Effective ESD training is probably one of the best investments in ESD measures that you can make.

An untrained person handling sensitive devices can provide a high level of ESD risk. Static electricity generated during everyday activity ensures that human body voltage is fluctuating by thousands of Volts, unless controlled by some means. An untrained person may omit to take proper ESD prevention measures, or may unwittingly use them in such a way as their effectiveness is impaired.

A trained person is less likely to make these mistakes, and they can also act as a first line defence against ESD. They can prevent non-compliant materials and equipment entering an ESD Protected Area (EPA), and warn if equipment becomes unserviceable, and may suggest valuable improvements!

So, ESD Training can help a high ESD risk become a valuable asset in the fight against ESD. Conversely, even a high level of investment in ESD equipment may become ineffective in untrained hands.


Who needs ESD training?

Everyone involved with ESD sensitive devices will need some level of training, whether their role be specification, procurement, design, handling, assembly, supervision or management. The objective of the training is to learn to effectively understand ESD issues, to understand why ESD prevention is important, and learn to use the materials, equipment and procedures correctly. Training should be provided as part of employee introduction courses, and refreshers provided at regular intervals.


What training should be given?

The content of a training program should be appropriate to the ability and job function of the trainee. An ESD Coordinator may need in-depth training on technical issues to enable them to assess ESD risk, and make decisions about specific ESD measures. A Manager may need limited technical background and ESD awareness training, but may require workshops on the cost of ESD and return on investment.

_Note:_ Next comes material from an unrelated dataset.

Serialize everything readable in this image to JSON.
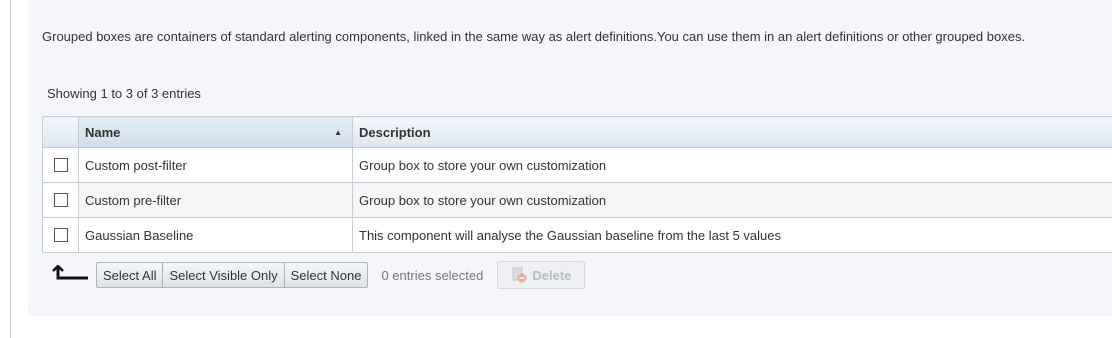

QA personnel may need in-depth training on the ESD standards and their implementation.

For many personnel in a manufacturing facility, typical aspects of a training course should include;

  • Basic knowledge of ESD, to a level appropriate to the trainee job function

  • Special handling procedures

  • Knowledge of ESD protective equipment and items

  • How to identify sensitive devices (ESDS)

  • The limits of ESD protection measures

  • Use of any new techniques & processes before implementation

  • Safety issues

  • Awareness of the ESD Program and standards to an appropriate level, and where to get further ESD advice




The ESD Guide

Our on-line guide to achieving a successful ESD Program.


Counting the cost of ESD damage


How we can help with your ESD prevention programme


ESD Seminars and training


Working with ESD standards


Links to ESD articles